The changed expectations show up in valuation multiples too. China’s index is trading at 9.5 times earnings—it’s the second-cheapest emerging market country next to Russia—while India is trading at 16 times, making it one of the most expensive developing nations.

A big factor in that role reversal can be summed up in one name: Narendra Modi, India’s prime minister since May. During Modi’s visit to the United States in late September, he was given a rapturous reception by thousands at a packed Madison Square Garden. His fans compare him to Britain’s Margaret Thatcher and Singapore’s Lee Kuan Yew.

Modi is a reformer who puts a premium on government efficiency and tight budgets, says Louis Lau, Brandes Investment Partners’ director of investments. In the past, India’s potential was perceived to be held back by bureaucracy and a lack of infrastructure. “He’s trying to jump-start a lot of good reforms on infrastructure, tax and other initiatives,” says Lau.

Meanwhile, China has pulled back on the infrastructure spending that got it through the recession. The country is in the midst of moving from an export-led economy to a domestic-led one. That transition typically results in slower growth, at least in the short term.


Investors should continue to look at both of these countries, advises Tan. The long-term story of growing middle classes that want to buy more goods still holds true, she explains. Right now, though, she is overweight India and market weight China. For the time being, growth investors will want to look at India, while value buyers might find more opportunities in China. In the latter country, look for domestic-focused operations, such as jewelry stores, auto manufacturers and retailers; Lau has found some that trade between 10 and 12 times earnings. In India, infrastructure companies and financial firms could be big beneficiaries of Modi’s reforms.
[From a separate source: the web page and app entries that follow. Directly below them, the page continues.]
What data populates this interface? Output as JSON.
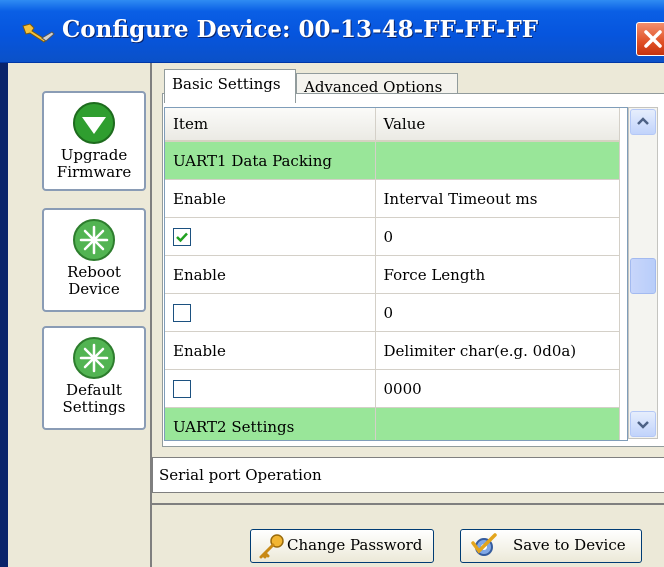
{
  "window": {
    "title": "Configure Device: 00-13-48-FF-FF-FF"
  },
  "sidebar": {
    "upgrade": {
      "label_line1": "Upgrade",
      "label_line2": "Firmware",
      "icon": "green-down-arrow-icon"
    },
    "reboot": {
      "label_line1": "Reboot",
      "label_line2": "Device",
      "icon": "green-starburst-icon"
    },
    "defaults": {
      "label_line1": "Default",
      "label_line2": "Settings",
      "icon": "green-starburst-icon"
    }
  },
  "tabs": [
    {
      "label": "Basic Settings",
      "active": true
    },
    {
      "label": "Advanced Options",
      "active": false
    }
  ],
  "grid": {
    "columns": [
      "Item",
      "Value"
    ],
    "rows": [
      {
        "type": "section",
        "item": "UART1 Data Packing",
        "value": ""
      },
      {
        "type": "text",
        "item": "Enable",
        "value": "Interval Timeout ms"
      },
      {
        "type": "checkbox",
        "checked": true,
        "value": "0"
      },
      {
        "type": "text",
        "item": "Enable",
        "value": "Force Length"
      },
      {
        "type": "checkbox",
        "checked": false,
        "value": "0"
      },
      {
        "type": "text",
        "item": "Enable",
        "value": "Delimiter char(e.g. 0d0a)"
      },
      {
        "type": "checkbox",
        "checked": false,
        "value": "0000"
      },
      {
        "type": "section",
        "item": "UART2 Settings",
        "value": ""
      }
    ]
  },
  "status": {
    "text": "Serial port Operation"
  },
  "buttons": {
    "change_password": "Change Password",
    "save_to_device": "Save to Device"
  },
  "colors": {
    "section_row": "#99e699",
    "titlebar": "#0655de",
    "close_button": "#e05025"
  }
}
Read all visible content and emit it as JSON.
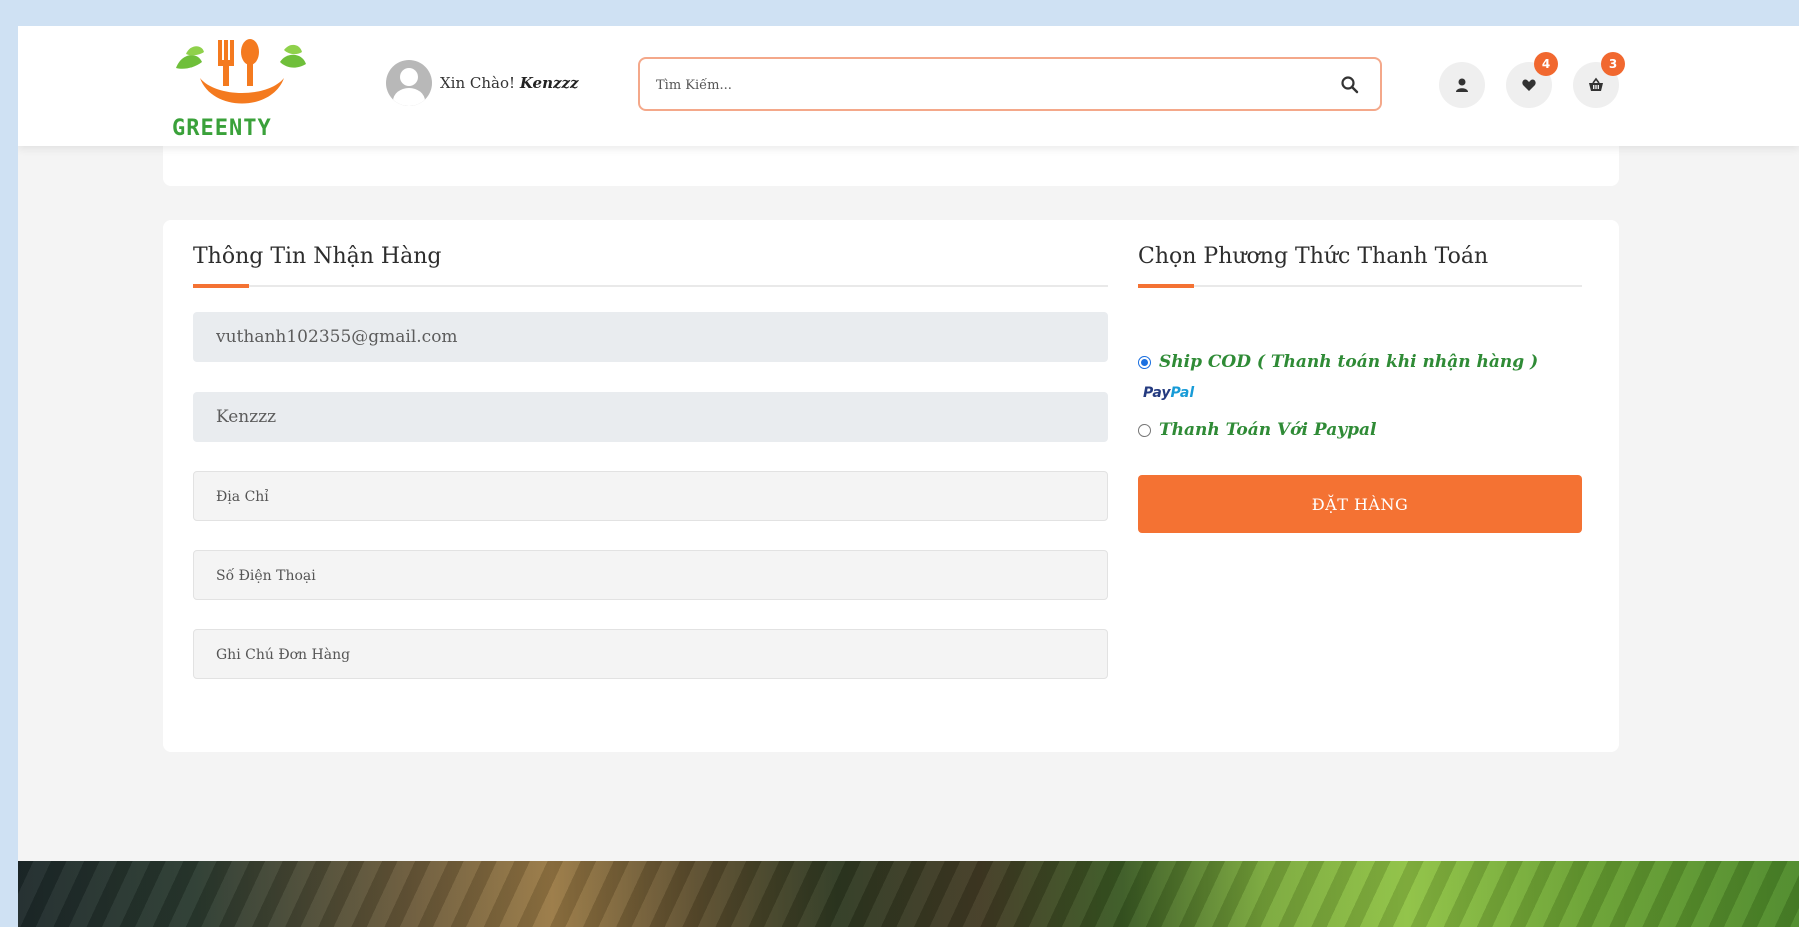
{
  "header": {
    "logo_text": "GREENTY",
    "greeting_prefix": "Xin Chào!",
    "user_name": "Kenzzz",
    "search_placeholder": "Tìm Kiếm...",
    "wishlist_count": "4",
    "cart_count": "3"
  },
  "shipping": {
    "title": "Thông Tin Nhận Hàng",
    "email_value": "vuthanh102355@gmail.com",
    "name_value": "Kenzzz",
    "address_placeholder": "Địa Chỉ",
    "phone_placeholder": "Số Điện Thoại",
    "note_placeholder": "Ghi Chú Đơn Hàng"
  },
  "payment": {
    "title": "Chọn Phương Thức Thanh Toán",
    "options": [
      {
        "label": "Ship COD ( Thanh toán khi nhận hàng )",
        "selected": true
      },
      {
        "label": "Thanh Toán Với Paypal",
        "selected": false
      }
    ],
    "paypal_logo_part1": "Pay",
    "paypal_logo_part2": "Pal",
    "order_button": "ĐẶT HÀNG"
  },
  "colors": {
    "accent": "#f47233",
    "green": "#2f8b36",
    "page_bg": "#cfe1f3"
  }
}
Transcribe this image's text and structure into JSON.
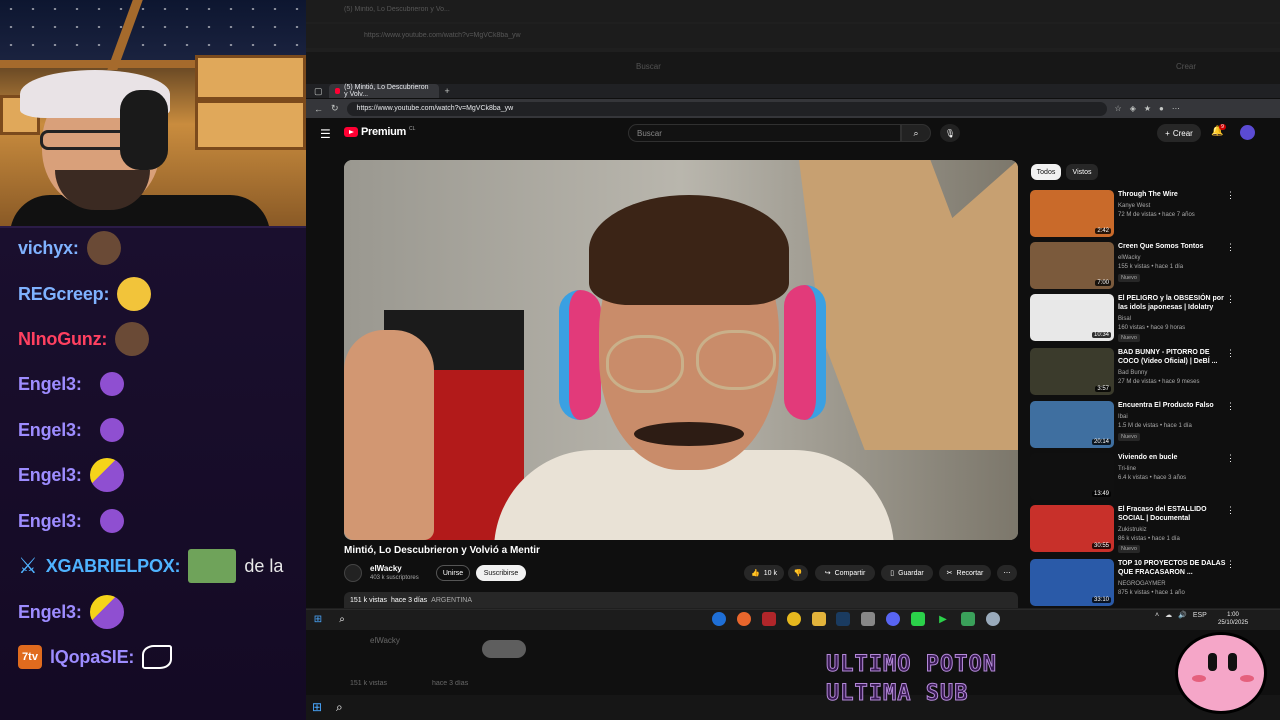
{
  "chat": [
    {
      "user": "vichyx:",
      "color": "#7fb2ff",
      "msg": "",
      "emote": "#6a4a36"
    },
    {
      "user": "REGcreep:",
      "color": "#7fb2ff",
      "msg": "",
      "emote": "#f2c43a"
    },
    {
      "user": "NInoGunz:",
      "color": "#ff4060",
      "msg": "",
      "emote": "#6a4a36"
    },
    {
      "user": "Engel3:",
      "color": "#9d8cff",
      "msg": "",
      "emote": "#8f4fd1"
    },
    {
      "user": "Engel3:",
      "color": "#9d8cff",
      "msg": "",
      "emote": "#8f4fd1"
    },
    {
      "user": "Engel3:",
      "color": "#9d8cff",
      "msg": "",
      "emote": "#8f4fd1"
    },
    {
      "user": "Engel3:",
      "color": "#9d8cff",
      "msg": "",
      "emote": "#8f4fd1"
    },
    {
      "user": "XGABRIELPOX:",
      "color": "#4fb3ff",
      "msg": "de la",
      "emote": "#6fa35a"
    },
    {
      "user": "Engel3:",
      "color": "#9d8cff",
      "msg": "",
      "emote": "#8f4fd1"
    },
    {
      "user": "lQopaSIE:",
      "color": "#9d8cff",
      "msg": "",
      "emote": "#ffffff",
      "badge": "7tv"
    }
  ],
  "outer": {
    "tab_title": "(5) Mintió, Lo Descubrieron y Vo...",
    "url": "https://www.youtube.com/watch?v=MgVCk8ba_yw",
    "search_placeholder": "Buscar",
    "create": "Crear"
  },
  "browser": {
    "tab_title": "(5) Mintió, Lo Descubrieron y Volv...",
    "url": "https://www.youtube.com/watch?v=MgVCk8ba_yw"
  },
  "youtube": {
    "logo": "Premium",
    "logo_suffix": "CL",
    "search_placeholder": "Buscar",
    "create": "Crear",
    "notifications": "9"
  },
  "video": {
    "title": "Mintió, Lo Descubrieron y Volvió a Mentir",
    "channel": "elWacky",
    "subscribers": "403 k suscriptores",
    "join": "Unirse",
    "subscribe": "Suscribirse",
    "likes": "10 k",
    "share": "Compartir",
    "save": "Guardar",
    "clip": "Recortar",
    "views": "151 k vistas",
    "date": "hace 3 días",
    "country": "ARGENTINA"
  },
  "filters": {
    "all": "Todos",
    "seen": "Vistos"
  },
  "recommendations": [
    {
      "title": "Through The Wire",
      "channel": "Kanye West",
      "meta": "72 M de vistas • hace 7 años",
      "duration": "2:42",
      "new": "",
      "thumb": "#c96a2a"
    },
    {
      "title": "Creen Que Somos Tontos",
      "channel": "elWacky",
      "meta": "155 k vistas • hace 1 día",
      "duration": "7:00",
      "new": "Nuevo",
      "thumb": "#7b5a3c"
    },
    {
      "title": "El PELIGRO y la OBSESIÓN por las idols japonesas | Idolatry",
      "channel": "Bisal",
      "meta": "160 vistas • hace 9 horas",
      "duration": "10:34",
      "new": "Nuevo",
      "thumb": "#e8e8e8"
    },
    {
      "title": "BAD BUNNY - PITORRO DE COCO (Video Oficial) | DeBÍ ...",
      "channel": "Bad Bunny",
      "meta": "27 M de vistas • hace 9 meses",
      "duration": "3:57",
      "new": "",
      "thumb": "#3b3b2c"
    },
    {
      "title": "Encuentra El Producto Falso",
      "channel": "Ibai",
      "meta": "1.5 M de vistas • hace 1 día",
      "duration": "20:14",
      "new": "Nuevo",
      "thumb": "#3f6fa0"
    },
    {
      "title": "Viviendo en bucle",
      "channel": "Tri-line",
      "meta": "6.4 k vistas • hace 3 años",
      "duration": "13:49",
      "new": "",
      "thumb": "#101010"
    },
    {
      "title": "El Fracaso del ESTALLIDO SOCIAL | Documental",
      "channel": "Zukistrukiz",
      "meta": "86 k vistas • hace 1 día",
      "duration": "30:55",
      "new": "Nuevo",
      "thumb": "#c8302a"
    },
    {
      "title": "TOP 10 PROYECTOS DE DALAS QUE FRACASARON ...",
      "channel": "NEGROGAYMER",
      "meta": "875 k vistas • hace 1 año",
      "duration": "33:10",
      "new": "",
      "thumb": "#2a5aa8"
    }
  ],
  "taskbar": {
    "lang": "ESP",
    "time": "1:00",
    "date": "25/10/2025"
  },
  "overlay": {
    "line1": "ULTIMO POTON",
    "line2": "ULTIMA SUB"
  }
}
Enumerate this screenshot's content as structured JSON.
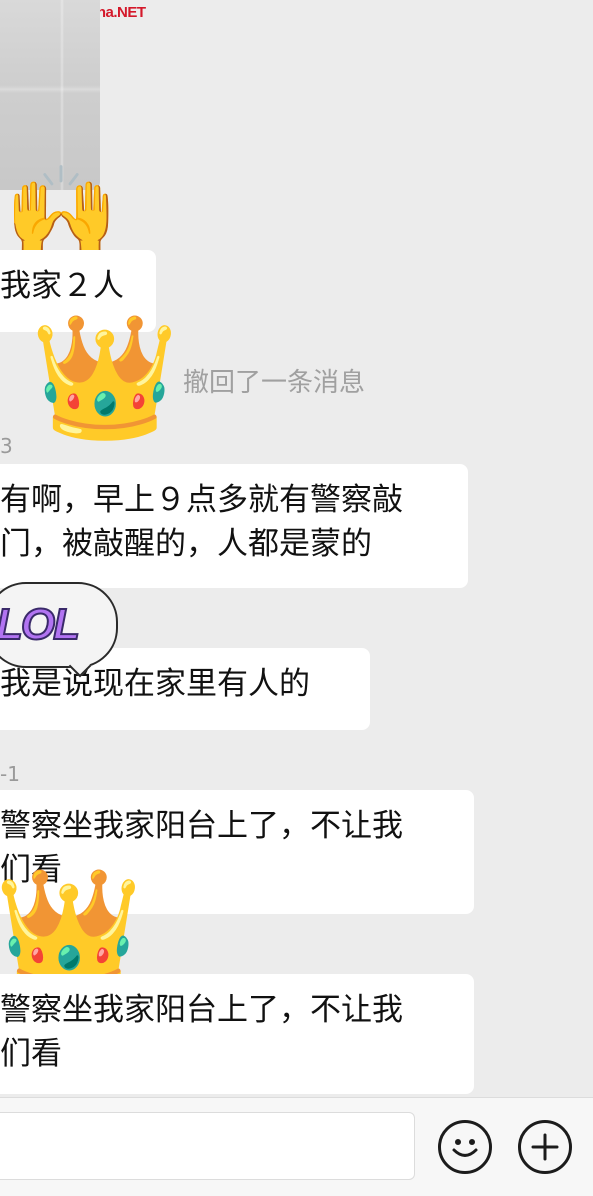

Now is a good time to get into both countries. Developing-nation stocks were hammered during the autumn volatility, but should rise again as the long-term story plays out. “Emerging markets are always more volatile than domestic ones, but these [two] economies are still growing,” Tan says.